WORK REQUEST -
An exact restatement of the records below is expected.

RECORDED INFORMATION -
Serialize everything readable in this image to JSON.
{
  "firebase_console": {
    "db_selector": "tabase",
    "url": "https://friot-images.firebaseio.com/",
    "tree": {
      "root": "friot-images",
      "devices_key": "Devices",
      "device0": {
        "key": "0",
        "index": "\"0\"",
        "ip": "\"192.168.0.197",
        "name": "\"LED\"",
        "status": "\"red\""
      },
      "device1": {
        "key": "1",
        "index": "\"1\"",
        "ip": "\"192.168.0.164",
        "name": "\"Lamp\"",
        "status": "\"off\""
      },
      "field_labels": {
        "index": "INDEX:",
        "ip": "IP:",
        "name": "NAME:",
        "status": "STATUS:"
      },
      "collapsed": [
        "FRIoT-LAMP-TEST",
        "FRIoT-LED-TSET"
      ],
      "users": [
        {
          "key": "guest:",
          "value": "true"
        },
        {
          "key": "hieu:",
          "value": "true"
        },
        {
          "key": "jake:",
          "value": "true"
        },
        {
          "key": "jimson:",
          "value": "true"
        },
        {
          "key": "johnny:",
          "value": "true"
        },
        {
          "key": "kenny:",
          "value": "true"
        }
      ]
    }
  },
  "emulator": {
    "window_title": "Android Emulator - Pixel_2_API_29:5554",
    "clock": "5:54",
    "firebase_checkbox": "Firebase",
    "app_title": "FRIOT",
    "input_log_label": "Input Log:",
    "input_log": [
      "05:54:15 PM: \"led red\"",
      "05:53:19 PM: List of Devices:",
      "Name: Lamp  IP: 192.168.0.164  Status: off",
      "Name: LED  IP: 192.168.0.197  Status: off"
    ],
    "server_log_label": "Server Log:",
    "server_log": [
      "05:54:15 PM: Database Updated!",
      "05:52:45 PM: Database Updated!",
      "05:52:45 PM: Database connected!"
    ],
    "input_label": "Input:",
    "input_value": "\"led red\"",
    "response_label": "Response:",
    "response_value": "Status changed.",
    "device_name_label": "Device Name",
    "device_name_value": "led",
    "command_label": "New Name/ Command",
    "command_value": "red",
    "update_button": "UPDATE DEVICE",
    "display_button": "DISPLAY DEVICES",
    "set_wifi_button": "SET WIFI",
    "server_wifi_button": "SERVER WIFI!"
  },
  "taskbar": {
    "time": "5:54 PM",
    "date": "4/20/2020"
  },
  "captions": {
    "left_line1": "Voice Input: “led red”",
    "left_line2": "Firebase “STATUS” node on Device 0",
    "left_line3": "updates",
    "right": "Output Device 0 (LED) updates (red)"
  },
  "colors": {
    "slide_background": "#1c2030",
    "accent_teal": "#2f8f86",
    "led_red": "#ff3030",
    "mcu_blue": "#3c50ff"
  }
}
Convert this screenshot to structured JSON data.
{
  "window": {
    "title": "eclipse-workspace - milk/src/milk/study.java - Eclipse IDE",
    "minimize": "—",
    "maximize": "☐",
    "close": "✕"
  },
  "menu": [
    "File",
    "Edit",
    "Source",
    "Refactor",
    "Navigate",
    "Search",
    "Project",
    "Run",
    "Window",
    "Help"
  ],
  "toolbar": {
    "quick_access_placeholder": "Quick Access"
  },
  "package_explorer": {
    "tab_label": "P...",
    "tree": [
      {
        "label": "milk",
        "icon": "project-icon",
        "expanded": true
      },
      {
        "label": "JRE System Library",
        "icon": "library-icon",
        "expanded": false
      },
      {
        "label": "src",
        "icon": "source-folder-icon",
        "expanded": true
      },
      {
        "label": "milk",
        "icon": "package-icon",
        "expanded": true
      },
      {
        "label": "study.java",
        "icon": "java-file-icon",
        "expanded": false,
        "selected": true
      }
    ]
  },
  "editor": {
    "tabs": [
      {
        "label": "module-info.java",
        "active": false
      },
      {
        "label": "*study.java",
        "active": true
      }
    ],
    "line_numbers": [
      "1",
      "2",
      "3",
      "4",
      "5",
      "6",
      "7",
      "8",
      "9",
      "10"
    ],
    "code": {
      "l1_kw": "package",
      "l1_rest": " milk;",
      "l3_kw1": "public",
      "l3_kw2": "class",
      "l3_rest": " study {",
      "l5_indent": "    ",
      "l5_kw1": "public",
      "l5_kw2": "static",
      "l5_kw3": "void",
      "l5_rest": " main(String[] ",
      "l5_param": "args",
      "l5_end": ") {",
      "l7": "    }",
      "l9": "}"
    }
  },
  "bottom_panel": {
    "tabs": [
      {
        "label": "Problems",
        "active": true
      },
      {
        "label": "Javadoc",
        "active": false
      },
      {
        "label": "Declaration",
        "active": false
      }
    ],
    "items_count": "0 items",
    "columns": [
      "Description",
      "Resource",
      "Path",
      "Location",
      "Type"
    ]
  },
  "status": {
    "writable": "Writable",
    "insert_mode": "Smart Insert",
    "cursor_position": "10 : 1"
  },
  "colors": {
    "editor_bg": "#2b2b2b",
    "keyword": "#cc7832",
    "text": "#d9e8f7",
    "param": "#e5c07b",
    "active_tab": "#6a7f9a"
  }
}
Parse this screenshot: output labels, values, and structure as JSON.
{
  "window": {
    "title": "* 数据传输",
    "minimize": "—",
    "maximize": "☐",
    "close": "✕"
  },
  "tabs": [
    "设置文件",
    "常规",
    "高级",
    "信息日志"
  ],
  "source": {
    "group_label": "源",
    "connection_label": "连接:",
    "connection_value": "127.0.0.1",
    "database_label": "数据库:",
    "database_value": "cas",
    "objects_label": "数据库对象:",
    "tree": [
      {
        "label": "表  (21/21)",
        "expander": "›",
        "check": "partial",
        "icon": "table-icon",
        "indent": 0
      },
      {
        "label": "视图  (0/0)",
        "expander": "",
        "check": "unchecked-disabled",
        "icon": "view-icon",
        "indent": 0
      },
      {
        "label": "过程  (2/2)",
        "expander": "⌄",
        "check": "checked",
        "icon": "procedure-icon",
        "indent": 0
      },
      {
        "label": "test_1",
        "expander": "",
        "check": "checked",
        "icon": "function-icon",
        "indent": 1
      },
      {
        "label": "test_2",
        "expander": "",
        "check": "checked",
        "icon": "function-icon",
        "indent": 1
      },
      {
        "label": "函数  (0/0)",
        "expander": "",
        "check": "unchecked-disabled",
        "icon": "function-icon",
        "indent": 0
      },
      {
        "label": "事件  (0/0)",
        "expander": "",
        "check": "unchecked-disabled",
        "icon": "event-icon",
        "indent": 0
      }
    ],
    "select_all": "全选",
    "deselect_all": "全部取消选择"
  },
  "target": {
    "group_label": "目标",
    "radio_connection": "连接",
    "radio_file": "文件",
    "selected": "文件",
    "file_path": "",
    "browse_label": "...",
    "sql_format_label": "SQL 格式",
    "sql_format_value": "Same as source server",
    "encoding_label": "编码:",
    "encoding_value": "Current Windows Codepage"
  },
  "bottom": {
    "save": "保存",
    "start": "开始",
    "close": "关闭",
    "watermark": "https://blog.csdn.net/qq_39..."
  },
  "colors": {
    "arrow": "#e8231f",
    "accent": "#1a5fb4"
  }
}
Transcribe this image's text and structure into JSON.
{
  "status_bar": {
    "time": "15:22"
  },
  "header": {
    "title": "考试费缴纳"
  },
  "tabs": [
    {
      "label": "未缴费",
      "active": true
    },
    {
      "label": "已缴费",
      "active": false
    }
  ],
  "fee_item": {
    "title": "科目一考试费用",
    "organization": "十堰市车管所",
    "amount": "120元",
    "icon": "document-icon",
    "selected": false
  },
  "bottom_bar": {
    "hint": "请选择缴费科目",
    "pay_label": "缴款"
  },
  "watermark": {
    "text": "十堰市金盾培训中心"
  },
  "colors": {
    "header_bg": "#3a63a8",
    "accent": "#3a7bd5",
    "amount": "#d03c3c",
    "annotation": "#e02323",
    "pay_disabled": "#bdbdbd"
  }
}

RESULT OF THE TASK -
Serialize everything readable in this image to JSON.
{
  "firebase_console": {
    "db_selector": "tabase",
    "url": "https://friot-images.firebaseio.com/",
    "tree": {
      "root": "friot-images",
      "devices_key": "Devices",
      "device0": {
        "key": "0",
        "index": "\"0\"",
        "ip": "\"192.168.0.197",
        "name": "\"LED\"",
        "status": "\"red\""
      },
      "device1": {
        "key": "1",
        "index": "\"1\"",
        "ip": "\"192.168.0.164",
        "name": "\"Lamp\"",
        "status": "\"off\""
      },
      "field_labels": {
        "index": "INDEX:",
        "ip": "IP:",
        "name": "NAME:",
        "status": "STATUS:"
      },
      "collapsed": [
        "FRIoT-LAMP-TEST",
        "FRIoT-LED-TSET"
      ],
      "users": [
        {
          "key": "guest:",
          "value": "true"
        },
        {
          "key": "hieu:",
          "value": "true"
        },
        {
          "key": "jake:",
          "value": "true"
        },
        {
          "key": "jimson:",
          "value": "true"
        },
        {
          "key": "johnny:",
          "value": "true"
        },
        {
          "key": "kenny:",
          "value": "true"
        }
      ]
    }
  },
  "emulator": {
    "window_title": "Android Emulator - Pixel_2_API_29:5554",
    "clock": "5:54",
    "firebase_checkbox": "Firebase",
    "app_title": "FRIOT",
    "input_log_label": "Input Log:",
    "input_log": [
      "05:54:15 PM: \"led red\"",
      "05:53:19 PM: List of Devices:",
      "Name: Lamp  IP: 192.168.0.164  Status: off",
      "Name: LED  IP: 192.168.0.197  Status: off"
    ],
    "server_log_label": "Server Log:",
    "server_log": [
      "05:54:15 PM: Database Updated!",
      "05:52:45 PM: Database Updated!",
      "05:52:45 PM: Database connected!"
    ],
    "input_label": "Input:",
    "input_value": "\"led red\"",
    "response_label": "Response:",
    "response_value": "Status changed.",
    "device_name_label": "Device Name",
    "device_name_value": "led",
    "command_label": "New Name/ Command",
    "command_value": "red",
    "update_button": "UPDATE DEVICE",
    "display_button": "DISPLAY DEVICES",
    "set_wifi_button": "SET WIFI",
    "server_wifi_button": "SERVER WIFI!"
  },
  "taskbar": {
    "time": "5:54 PM",
    "date": "4/20/2020"
  },
  "captions": {
    "left_line1": "Voice Input: “led red”",
    "left_line2": "Firebase “STATUS” node on Device 0",
    "left_line3": "updates",
    "right": "Output Device 0 (LED) updates (red)"
  },
  "colors": {
    "slide_background": "#1c2030",
    "accent_teal": "#2f8f86",
    "led_red": "#ff3030",
    "mcu_blue": "#3c50ff"
  }
}
Convert this screenshot to structured JSON data.
{
  "window": {
    "title": "eclipse-workspace - milk/src/milk/study.java - Eclipse IDE",
    "minimize": "—",
    "maximize": "☐",
    "close": "✕"
  },
  "menu": [
    "File",
    "Edit",
    "Source",
    "Refactor",
    "Navigate",
    "Search",
    "Project",
    "Run",
    "Window",
    "Help"
  ],
  "toolbar": {
    "quick_access_placeholder": "Quick Access"
  },
  "package_explorer": {
    "tab_label": "P...",
    "tree": [
      {
        "label": "milk",
        "icon": "project-icon",
        "expanded": true
      },
      {
        "label": "JRE System Library",
        "icon": "library-icon",
        "expanded": false
      },
      {
        "label": "src",
        "icon": "source-folder-icon",
        "expanded": true
      },
      {
        "label": "milk",
        "icon": "package-icon",
        "expanded": true
      },
      {
        "label": "study.java",
        "icon": "java-file-icon",
        "expanded": false,
        "selected": true
      }
    ]
  },
  "editor": {
    "tabs": [
      {
        "label": "module-info.java",
        "active": false
      },
      {
        "label": "*study.java",
        "active": true
      }
    ],
    "line_numbers": [
      "1",
      "2",
      "3",
      "4",
      "5",
      "6",
      "7",
      "8",
      "9",
      "10"
    ],
    "code": {
      "l1_kw": "package",
      "l1_rest": " milk;",
      "l3_kw1": "public",
      "l3_kw2": "class",
      "l3_rest": " study {",
      "l5_indent": "    ",
      "l5_kw1": "public",
      "l5_kw2": "static",
      "l5_kw3": "void",
      "l5_rest": " main(String[] ",
      "l5_param": "args",
      "l5_end": ") {",
      "l7": "    }",
      "l9": "}"
    }
  },
  "bottom_panel": {
    "tabs": [
      {
        "label": "Problems",
        "active": true
      },
      {
        "label": "Javadoc",
        "active": false
      },
      {
        "label": "Declaration",
        "active": false
      }
    ],
    "items_count": "0 items",
    "columns": [
      "Description",
      "Resource",
      "Path",
      "Location",
      "Type"
    ]
  },
  "status": {
    "writable": "Writable",
    "insert_mode": "Smart Insert",
    "cursor_position": "10 : 1"
  },
  "colors": {
    "editor_bg": "#2b2b2b",
    "keyword": "#cc7832",
    "text": "#d9e8f7",
    "param": "#e5c07b",
    "active_tab": "#6a7f9a"
  }
}
Parse this screenshot: output labels, values, and structure as JSON.
{
  "window": {
    "title": "* 数据传输",
    "minimize": "—",
    "maximize": "☐",
    "close": "✕"
  },
  "tabs": [
    "设置文件",
    "常规",
    "高级",
    "信息日志"
  ],
  "source": {
    "group_label": "源",
    "connection_label": "连接:",
    "connection_value": "127.0.0.1",
    "database_label": "数据库:",
    "database_value": "cas",
    "objects_label": "数据库对象:",
    "tree": [
      {
        "label": "表  (21/21)",
        "expander": "›",
        "check": "partial",
        "icon": "table-icon",
        "indent": 0
      },
      {
        "label": "视图  (0/0)",
        "expander": "",
        "check": "unchecked-disabled",
        "icon": "view-icon",
        "indent": 0
      },
      {
        "label": "过程  (2/2)",
        "expander": "⌄",
        "check": "checked",
        "icon": "procedure-icon",
        "indent": 0
      },
      {
        "label": "test_1",
        "expander": "",
        "check": "checked",
        "icon": "function-icon",
        "indent": 1
      },
      {
        "label": "test_2",
        "expander": "",
        "check": "checked",
        "icon": "function-icon",
        "indent": 1
      },
      {
        "label": "函数  (0/0)",
        "expander": "",
        "check": "unchecked-disabled",
        "icon": "function-icon",
        "indent": 0
      },
      {
        "label": "事件  (0/0)",
        "expander": "",
        "check": "unchecked-disabled",
        "icon": "event-icon",
        "indent": 0
      }
    ],
    "select_all": "全选",
    "deselect_all": "全部取消选择"
  },
  "target": {
    "group_label": "目标",
    "radio_connection": "连接",
    "radio_file": "文件",
    "selected": "文件",
    "file_path": "",
    "browse_label": "...",
    "sql_format_label": "SQL 格式",
    "sql_format_value": "Same as source server",
    "encoding_label": "编码:",
    "encoding_value": "Current Windows Codepage"
  },
  "bottom": {
    "save": "保存",
    "start": "开始",
    "close": "关闭",
    "watermark": "https://blog.csdn.net/qq_39..."
  },
  "colors": {
    "arrow": "#e8231f",
    "accent": "#1a5fb4"
  }
}
Transcribe this image's text and structure into JSON.
{
  "status_bar": {
    "time": "15:22"
  },
  "header": {
    "title": "考试费缴纳"
  },
  "tabs": [
    {
      "label": "未缴费",
      "active": true
    },
    {
      "label": "已缴费",
      "active": false
    }
  ],
  "fee_item": {
    "title": "科目一考试费用",
    "organization": "十堰市车管所",
    "amount": "120元",
    "icon": "document-icon",
    "selected": false
  },
  "bottom_bar": {
    "hint": "请选择缴费科目",
    "pay_label": "缴款"
  },
  "watermark": {
    "text": "十堰市金盾培训中心"
  },
  "colors": {
    "header_bg": "#3a63a8",
    "accent": "#3a7bd5",
    "amount": "#d03c3c",
    "annotation": "#e02323",
    "pay_disabled": "#bdbdbd"
  }
}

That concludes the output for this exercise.